Results: Homocellular BC coupling (CBb3::CBb3 CBb4::CBb4 CBb5::CBb5) and within-class BC inhibitory networks (CBb3 → AC –| CBb3 CBb4 → AC –| CBb4 CBb5 → AC –| CBb5) in each ON IPL strata form laminar-specific functional sheets with high clustering coefficients. Heterocellular BC coupling (CBb3::CBb4 CBb4::CBb5 CBb3::CBb5) and cross-class BC inhibitory networks (CBb3 → AC –| CBb4 CBb4 → AC –| CBb3 CBb4 → AC –| CBb5 CBb5 → AC –| CBb4 CBb3 → AC –| CBb5 CBb5 → AC –| CBb3) establish short synaptic path lengths across all ON IPL laminae.
Conclusions: The retina contains a greater than expected number of synaptic hubs that multiplex parallel channels presynaptic to ganglion cells. The results validate a synaptic basis (ie. direct synaptic connectivity) and local network topology for the small world architecture indicated at larger scales providing neuroanatomical plausibility of this organization for local networks and are consistent with small world design as a fundamental organizing principle of neural networks on multiple spatial scales.
Purpose: To elucidate mechanisms underlying the dendrite developmental plasticity of retinal ganglion cells, we examined the role of glutamate receptors on retinal ganglion cell dendrite elongation and filopodia elimination.

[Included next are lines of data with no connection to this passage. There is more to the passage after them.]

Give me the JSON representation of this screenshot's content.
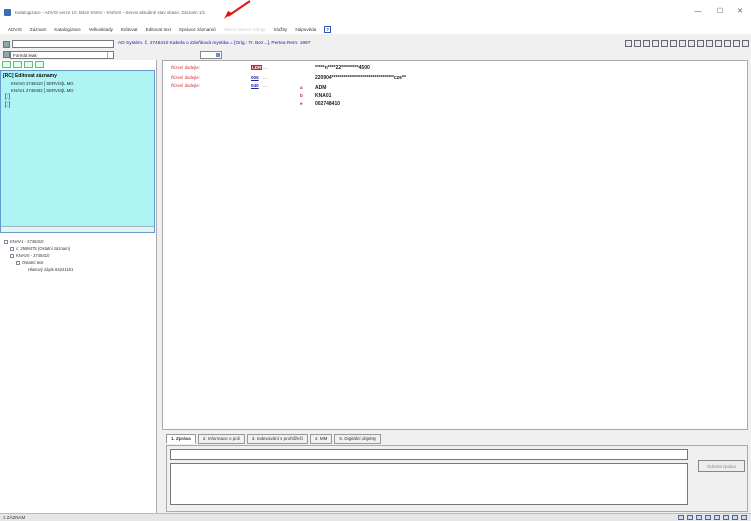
{
  "window": {
    "title": "Katalogizace - ADVIS verze 10. Báze KNAV - KNAVS - Servis aktuálně stav vbase: Záznam 1/1",
    "controls": [
      "—",
      "☐",
      "✕"
    ]
  },
  "menu": {
    "items": [
      "ADVIS",
      "Záznam",
      "Katalogizace",
      "Velkosklady",
      "Editovat",
      "Editovat text",
      "Správce záznamů",
      "Hlavní datové zdroje",
      "Služby",
      "Nápověda"
    ],
    "help_icon": "?"
  },
  "toolbar": {
    "format_label": "Formát leak",
    "record_title": "AD Systém. č. 2748410 Kabela o Zdeňková mystika = [Orig.: Tr. Bez...], Pertea Rem: 1997"
  },
  "left_panel": {
    "edit_list_title": "[RC] Editovat záznamy",
    "edit_items": [
      "KNAV0 2748410 [ SERVIS]L MO",
      "KNAV1 2748432 [ SERVIS]L MO"
    ],
    "brackets": [
      "[:]",
      "[:]"
    ],
    "tree": [
      {
        "label": "KNAV1 - 2748410",
        "indent": 0
      },
      {
        "label": "c: 2588475 (Ostatní záznam)",
        "indent": 1
      },
      {
        "label": "KNAV0 - 2748410",
        "indent": 1
      },
      {
        "label": "Ostatní text",
        "indent": 2
      },
      {
        "label": "Hlasový zápis 64241161",
        "indent": 3
      }
    ]
  },
  "editor": {
    "fields": [
      {
        "name": "Řízení dodejte:",
        "tag": "LDR",
        "dots": "....",
        "value": "*****n****22*********4500",
        "highlight": true
      },
      {
        "name": "Řízení dodejte:",
        "tag": "005",
        "dots": "....",
        "value": "220904********************************cze**",
        "highlight": false
      },
      {
        "name": "Řízení dodejte:",
        "tag": "040",
        "dots": "....",
        "value": "",
        "highlight": false
      }
    ],
    "subfields": [
      {
        "code": "a",
        "value": "ADM"
      },
      {
        "code": "b",
        "value": "KNA01"
      },
      {
        "code": "e",
        "value": "002748410"
      }
    ]
  },
  "bottom_tabs": [
    "1. Zpráva",
    "2. Informace o poli",
    "3. Indexování v prohlížeči",
    "4. MM",
    "5. Digitální objekty"
  ],
  "note": {
    "button_label": "Odeslat zprávu"
  },
  "statusbar": {
    "left_text": "1 ZÁZNAM",
    "icons": [
      "status-1",
      "status-2",
      "status-3",
      "status-4",
      "status-5",
      "status-6",
      "status-7",
      "status-8"
    ]
  },
  "colors": {
    "cyan_panel": "#aef4f4",
    "field_name_red": "#cc2a2a",
    "tag_blue": "#2222aa",
    "highlight_red": "#c8202c",
    "title_blue": "#1a1aa0"
  }
}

Methods: We used the JamB genetically labeled subtype of RGCs as our working model. JamB-CreER:YFP ganglion cell dendritic arbors were imaged in whole mount retina using confocal microscopy. Dendrite length, area, branching, and filopodia number were traced and measured using Neurolucida. Visual inputs were blocked by dark-rearing pups after P5. Glutamatergic activity was blocked using daily intraocular injections of AP5 and CNQX from P9 to P13 or genetic ablation of the NMDA receptor in these RGCs.
Results: To test the role of visual inputs on dendrite development, we dark-reared mice from P5 to P30 and found a modest effect on filopodia elimination in JamB RGCs. Anticipating that spontaneous glutamatergic activity in the retina may also contribute to RGC filopodia elimination, we blocked spontaneous glutamatergic activity by daily intraocular injections of AP5 and CNQX from P9 to P13. This led to an increase in filopodia density due to decreased dendrite length but no change in filopodia number. We confirmed this result by examining NMDAR knockout JamB cells (JamB-CreER:YFP:Grin1-/-). As expected, Grin1-/- JamB RGCs have decreased dendrite outgrowth like the pharmacologic blockade. However, filopodia elimination in these cells was significantly decreased as well, suggesting that NMDA and non-NMDA glutamate receptors might regulate the RGC dendritic development in a differential manner. This effect was dramatic at P13. To test if this effect persists into adulthood, we examined Grin1-/- JamB RGCs at P30 and found that they are indistinguishable from wild-type JamB RGCs, suggesting that a compensatory mechanism exists to drive dendrite elongation and filopodia elimination in the absence of the NMDA receptor.
Conclusions: Our study demonstrated that ganglion cell dendrite outgrowth and pruning of filopodia require glutamatergic activity and visual input that act via NMDA and possibly non-NMDA glutamate receptors.